* _Data_:
•••
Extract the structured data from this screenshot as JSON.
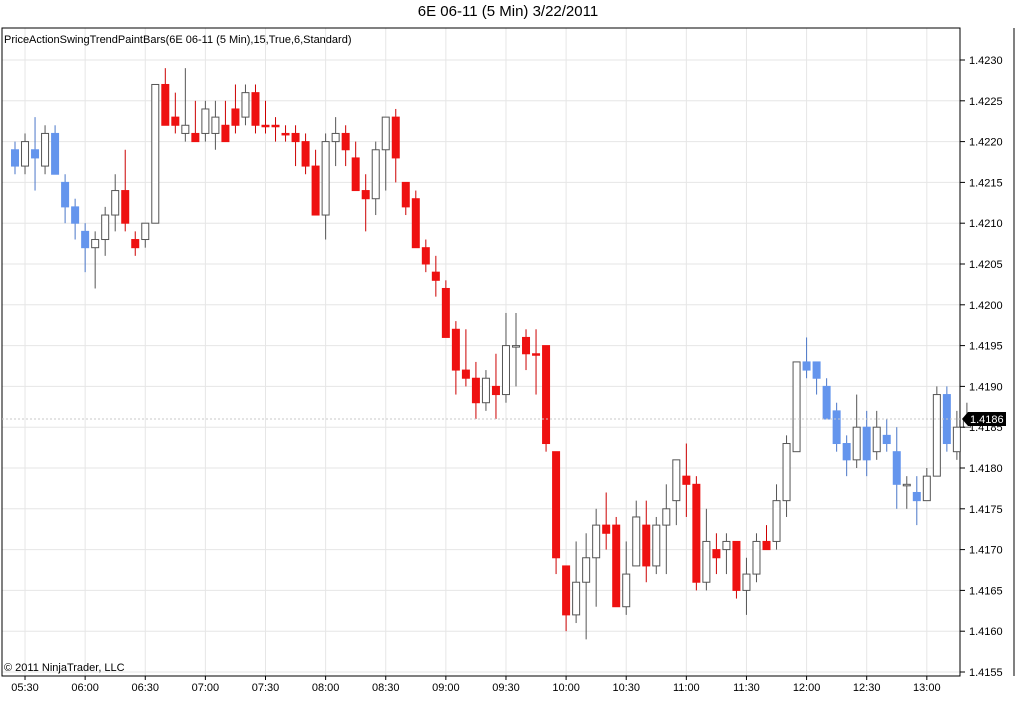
{
  "title": "6E 06-11 (5 Min)  3/22/2011",
  "indicator_label": "PriceActionSwingTrendPaintBars(6E 06-11 (5 Min),15,True,6,Standard)",
  "copyright": "© 2011 NinjaTrader, LLC",
  "last_price_label": "1.4186",
  "colors": {
    "down": "#ee1111",
    "up_trend": "#6495ed",
    "neutral_body": "#ffffff",
    "neutral_outline": "#555555",
    "red_wick": "#cc0000",
    "grid": "#e6e6e6",
    "axis": "#000000",
    "price_tag": "#000000"
  },
  "chart_data": {
    "type": "candlestick",
    "title": "6E 06-11 (5 Min)  3/22/2011",
    "interval_minutes": 5,
    "ylim": [
      1.4154,
      1.4233
    ],
    "y_ticks": [
      "1.4155",
      "1.4160",
      "1.4165",
      "1.4170",
      "1.4175",
      "1.4180",
      "1.4185",
      "1.4190",
      "1.4195",
      "1.4200",
      "1.4205",
      "1.4210",
      "1.4215",
      "1.4220",
      "1.4225",
      "1.4230"
    ],
    "x_ticks": [
      "05:30",
      "06:00",
      "06:30",
      "07:00",
      "07:30",
      "08:00",
      "08:30",
      "09:00",
      "09:30",
      "10:00",
      "10:30",
      "11:00",
      "11:30",
      "12:00",
      "12:30",
      "13:00"
    ],
    "grid": true,
    "last_price": 1.4186,
    "legend": "none",
    "bar_fields": [
      "open",
      "high",
      "low",
      "close",
      "paint"
    ],
    "bars": [
      [
        1.4219,
        1.422,
        1.4216,
        1.4217,
        "U"
      ],
      [
        1.4217,
        1.4221,
        1.4216,
        1.422,
        "N"
      ],
      [
        1.4219,
        1.4223,
        1.4214,
        1.4218,
        "U"
      ],
      [
        1.4217,
        1.4222,
        1.4216,
        1.4221,
        "N"
      ],
      [
        1.4221,
        1.4222,
        1.4216,
        1.4216,
        "U"
      ],
      [
        1.4215,
        1.4216,
        1.421,
        1.4212,
        "U"
      ],
      [
        1.4212,
        1.4213,
        1.4208,
        1.421,
        "U"
      ],
      [
        1.4209,
        1.421,
        1.4204,
        1.4207,
        "U"
      ],
      [
        1.4207,
        1.4209,
        1.4202,
        1.4208,
        "N"
      ],
      [
        1.4208,
        1.4212,
        1.4206,
        1.4211,
        "N"
      ],
      [
        1.4211,
        1.4216,
        1.4209,
        1.4214,
        "N"
      ],
      [
        1.4214,
        1.4219,
        1.4209,
        1.421,
        "D"
      ],
      [
        1.4208,
        1.4209,
        1.4206,
        1.4207,
        "D"
      ],
      [
        1.4208,
        1.421,
        1.4207,
        1.421,
        "N"
      ],
      [
        1.421,
        1.4227,
        1.421,
        1.4227,
        "N"
      ],
      [
        1.4227,
        1.4229,
        1.4222,
        1.4222,
        "D"
      ],
      [
        1.4223,
        1.4226,
        1.4221,
        1.4222,
        "D"
      ],
      [
        1.4222,
        1.4229,
        1.422,
        1.4221,
        "N"
      ],
      [
        1.4221,
        1.4225,
        1.4221,
        1.422,
        "D"
      ],
      [
        1.4221,
        1.4225,
        1.422,
        1.4224,
        "N"
      ],
      [
        1.4223,
        1.4225,
        1.4219,
        1.4221,
        "N"
      ],
      [
        1.4222,
        1.4225,
        1.422,
        1.422,
        "D"
      ],
      [
        1.4222,
        1.4227,
        1.4221,
        1.4224,
        "D"
      ],
      [
        1.4223,
        1.4227,
        1.4222,
        1.4226,
        "N"
      ],
      [
        1.4226,
        1.4227,
        1.4221,
        1.4222,
        "D"
      ],
      [
        1.4222,
        1.4225,
        1.4221,
        1.4222,
        "D"
      ],
      [
        1.4222,
        1.4223,
        1.422,
        1.4222,
        "D"
      ],
      [
        1.4221,
        1.4222,
        1.422,
        1.4221,
        "D"
      ],
      [
        1.4221,
        1.4222,
        1.4217,
        1.422,
        "D"
      ],
      [
        1.422,
        1.4221,
        1.4216,
        1.4217,
        "D"
      ],
      [
        1.4217,
        1.4219,
        1.4211,
        1.4211,
        "D"
      ],
      [
        1.4211,
        1.4221,
        1.4208,
        1.422,
        "N"
      ],
      [
        1.422,
        1.4223,
        1.4217,
        1.4221,
        "N"
      ],
      [
        1.4221,
        1.4222,
        1.4217,
        1.4219,
        "D"
      ],
      [
        1.4218,
        1.422,
        1.4214,
        1.4214,
        "D"
      ],
      [
        1.4214,
        1.4216,
        1.4209,
        1.4213,
        "D"
      ],
      [
        1.4213,
        1.422,
        1.4211,
        1.4219,
        "N"
      ],
      [
        1.4219,
        1.4223,
        1.4214,
        1.4223,
        "N"
      ],
      [
        1.4223,
        1.4224,
        1.4215,
        1.4218,
        "D"
      ],
      [
        1.4215,
        1.4215,
        1.4211,
        1.4212,
        "D"
      ],
      [
        1.4213,
        1.4214,
        1.4207,
        1.4207,
        "D"
      ],
      [
        1.4207,
        1.4208,
        1.4204,
        1.4205,
        "D"
      ],
      [
        1.4204,
        1.4206,
        1.4201,
        1.4203,
        "D"
      ],
      [
        1.4202,
        1.4203,
        1.4196,
        1.4196,
        "D"
      ],
      [
        1.4197,
        1.4198,
        1.4189,
        1.4192,
        "D"
      ],
      [
        1.4192,
        1.4197,
        1.419,
        1.4191,
        "D"
      ],
      [
        1.4191,
        1.4193,
        1.4186,
        1.4188,
        "D"
      ],
      [
        1.4188,
        1.4192,
        1.4187,
        1.4191,
        "N"
      ],
      [
        1.419,
        1.4194,
        1.4186,
        1.4189,
        "D"
      ],
      [
        1.4189,
        1.4199,
        1.4188,
        1.4195,
        "N"
      ],
      [
        1.4195,
        1.4199,
        1.419,
        1.4195,
        "N"
      ],
      [
        1.4196,
        1.4197,
        1.4192,
        1.4194,
        "D"
      ],
      [
        1.4194,
        1.4197,
        1.4189,
        1.4194,
        "D"
      ],
      [
        1.4195,
        1.4195,
        1.4182,
        1.4183,
        "D"
      ],
      [
        1.4182,
        1.4182,
        1.4167,
        1.4169,
        "D"
      ],
      [
        1.4168,
        1.4168,
        1.416,
        1.4162,
        "D"
      ],
      [
        1.4162,
        1.4171,
        1.4161,
        1.4166,
        "N"
      ],
      [
        1.4166,
        1.4172,
        1.4159,
        1.4169,
        "N"
      ],
      [
        1.4169,
        1.4175,
        1.4163,
        1.4173,
        "N"
      ],
      [
        1.4173,
        1.4177,
        1.417,
        1.4172,
        "D"
      ],
      [
        1.4173,
        1.4174,
        1.4163,
        1.4163,
        "D"
      ],
      [
        1.4163,
        1.4171,
        1.4162,
        1.4167,
        "N"
      ],
      [
        1.4168,
        1.4176,
        1.4168,
        1.4174,
        "N"
      ],
      [
        1.4173,
        1.4176,
        1.4166,
        1.4168,
        "D"
      ],
      [
        1.4168,
        1.4174,
        1.4167,
        1.4173,
        "N"
      ],
      [
        1.4173,
        1.4178,
        1.4167,
        1.4175,
        "N"
      ],
      [
        1.4176,
        1.4181,
        1.4173,
        1.4181,
        "N"
      ],
      [
        1.4179,
        1.4183,
        1.4174,
        1.4178,
        "D"
      ],
      [
        1.4178,
        1.4179,
        1.4165,
        1.4166,
        "D"
      ],
      [
        1.4166,
        1.4175,
        1.4165,
        1.4171,
        "N"
      ],
      [
        1.417,
        1.4172,
        1.4167,
        1.4169,
        "D"
      ],
      [
        1.417,
        1.4172,
        1.4167,
        1.4171,
        "N"
      ],
      [
        1.4171,
        1.4171,
        1.4164,
        1.4165,
        "D"
      ],
      [
        1.4165,
        1.4169,
        1.4162,
        1.4167,
        "N"
      ],
      [
        1.4167,
        1.4172,
        1.4166,
        1.4171,
        "N"
      ],
      [
        1.4171,
        1.4173,
        1.417,
        1.417,
        "D"
      ],
      [
        1.4171,
        1.4178,
        1.417,
        1.4176,
        "N"
      ],
      [
        1.4176,
        1.4184,
        1.4174,
        1.4183,
        "N"
      ],
      [
        1.4182,
        1.4193,
        1.4182,
        1.4193,
        "N"
      ],
      [
        1.4193,
        1.4196,
        1.4191,
        1.4192,
        "U"
      ],
      [
        1.4193,
        1.4193,
        1.4189,
        1.4191,
        "U"
      ],
      [
        1.419,
        1.4191,
        1.4186,
        1.4186,
        "U"
      ],
      [
        1.4187,
        1.4188,
        1.4182,
        1.4183,
        "U"
      ],
      [
        1.4183,
        1.4184,
        1.4179,
        1.4181,
        "U"
      ],
      [
        1.4181,
        1.4189,
        1.418,
        1.4185,
        "N"
      ],
      [
        1.4185,
        1.4187,
        1.4179,
        1.4181,
        "U"
      ],
      [
        1.4182,
        1.4187,
        1.4181,
        1.4185,
        "N"
      ],
      [
        1.4184,
        1.4186,
        1.4182,
        1.4183,
        "U"
      ],
      [
        1.4182,
        1.4185,
        1.4175,
        1.4178,
        "U"
      ],
      [
        1.4178,
        1.4179,
        1.4175,
        1.4178,
        "N"
      ],
      [
        1.4177,
        1.4179,
        1.4173,
        1.4176,
        "U"
      ],
      [
        1.4176,
        1.418,
        1.4176,
        1.4179,
        "N"
      ],
      [
        1.4179,
        1.419,
        1.4179,
        1.4189,
        "N"
      ],
      [
        1.4189,
        1.419,
        1.4182,
        1.4183,
        "U"
      ],
      [
        1.4182,
        1.4187,
        1.4181,
        1.4185,
        "N"
      ],
      [
        1.4185,
        1.4188,
        1.4185,
        1.4186,
        "N"
      ]
    ]
  }
}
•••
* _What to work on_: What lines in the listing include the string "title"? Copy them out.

* _Answer for this exercise_:
  "title": "6E 06-11 (5 Min)  3/22/2011",
    "title": "6E 06-11 (5 Min)  3/22/2011",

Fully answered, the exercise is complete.